One of my favouritest things about British Spring are the stunning displays of bluebells that fill our forests come April or May. This year the bluebells have come pretty early, but there’s still some time left to capture the best of them.
But bluebell displays are not limited to just National Trust and Royal Park properties. There are plenty of other woodland areas where you can find gorgeous carpets of bluebells – and not so many people around. Ask on your local Facebook group, go for regular walks and ask the dog walkers! One of the most stunning bluebell displays I’ve discovered was in a private woodland in Cobham where my son attends Forest School!
Bluebells are unpredictable. Sometimes they appear mid-May, sometimes they come as early as the first week of April. We have a small patch of bluebells in our garden so I usually know when it’s time to go, but it’s usually a good idea to keep an eye on the Twitter and Instagram feeds of your favourite National Trust properties for the updates.
How to photograph your child in bluebells
Here are some quick pointers to photographing your kids in bluebells:
If you’re a beginner, the easiest way to get great results is picking a bright overcast day for taking photos. That way you won’t have to fight harsh shadows, spots of light or consider the direction of sunlight.
If you can, try and dress your child in clothes that are complimentary colours to the colours of a bluebell wood. Greens, greys, pinks, blues and yellows – basically nice natural colours – would work best. But if a shoot is sponteneous – don’t worry! Capture your child’s fascination with the flowers and don’t stress about their clothes!
Photograph from a low angle: sit down or crouch down and make sure you’re taking photos of the same eye-level as your child. This will help you to create more engaging photographs with a better visual connection.
Pay attention to your background. Make sure there are to trees or branches visually “sticking out” of your child’s head, and that the background is nicely covered with bluebells.
If you know your camera settings, set it to Aperture Priority mode (A or Av on most cameras), dial the setting as low as it would go, and zoom in with your lens. This will help you to create that nice blur in the background and get nice background compression too.

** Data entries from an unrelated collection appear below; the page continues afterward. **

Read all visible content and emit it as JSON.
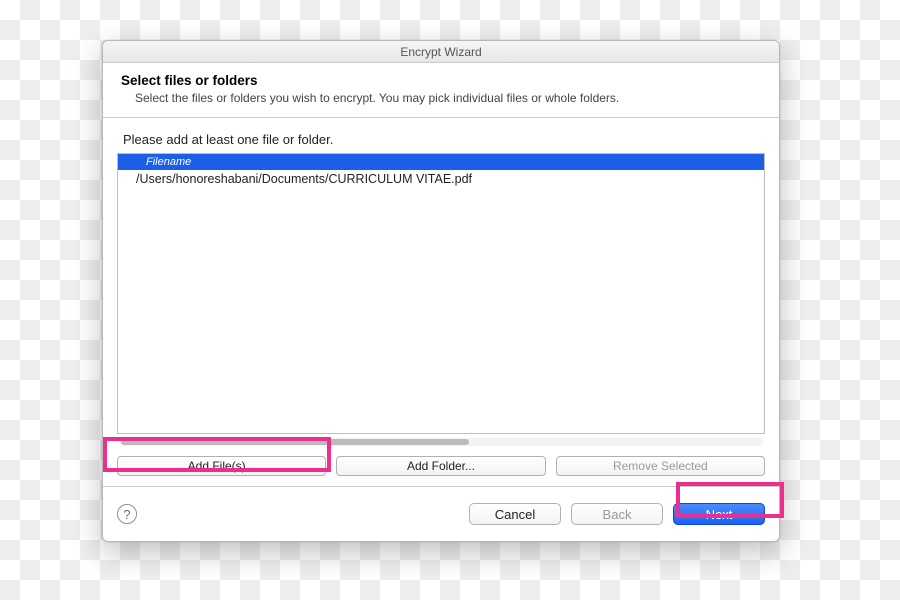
{
  "window": {
    "title": "Encrypt Wizard"
  },
  "header": {
    "title": "Select files or folders",
    "subtitle": "Select the files or folders you wish to encrypt. You may pick individual files or whole folders."
  },
  "main": {
    "instruction": "Please add at least one file or folder.",
    "columnHeader": "Filename",
    "rows": [
      "/Users/honoreshabani/Documents/CURRICULUM  VITAE.pdf"
    ],
    "buttons": {
      "addFiles": "Add File(s)...",
      "addFolder": "Add Folder...",
      "removeSelected": "Remove Selected"
    }
  },
  "footer": {
    "help": "?",
    "cancel": "Cancel",
    "back": "Back",
    "next": "Next"
  }
}
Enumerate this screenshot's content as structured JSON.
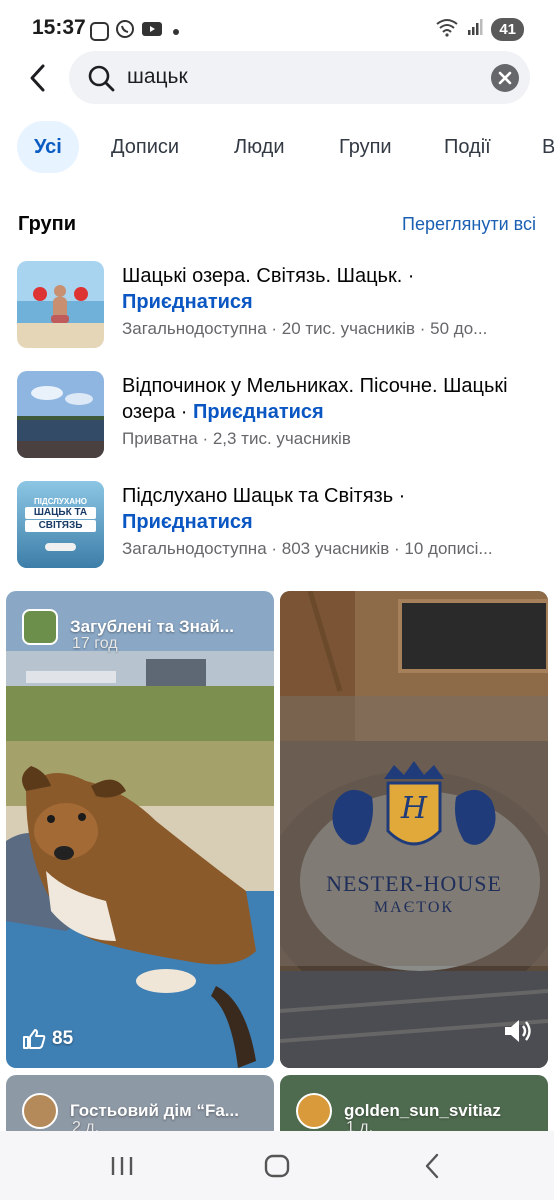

Don’t ask your child to stand still and smile. Instead, play games, make silly sounds or engage them in an activity.
Shoot lots! Digital photography allows you to experiment, so take lots of different photos from all directions and angles.
Please remember that our bluebells are a protected species so avoid trampling on them too much. Find bare patches or use pathways instead of walking on the flowers.
Hello and welcome! I'm Antonina, an award-winning documentary family photographer, specialising in the authentic and meaningful photography for families in London and Surrey. I'm also available for commissions further afield - please get in touch for more details.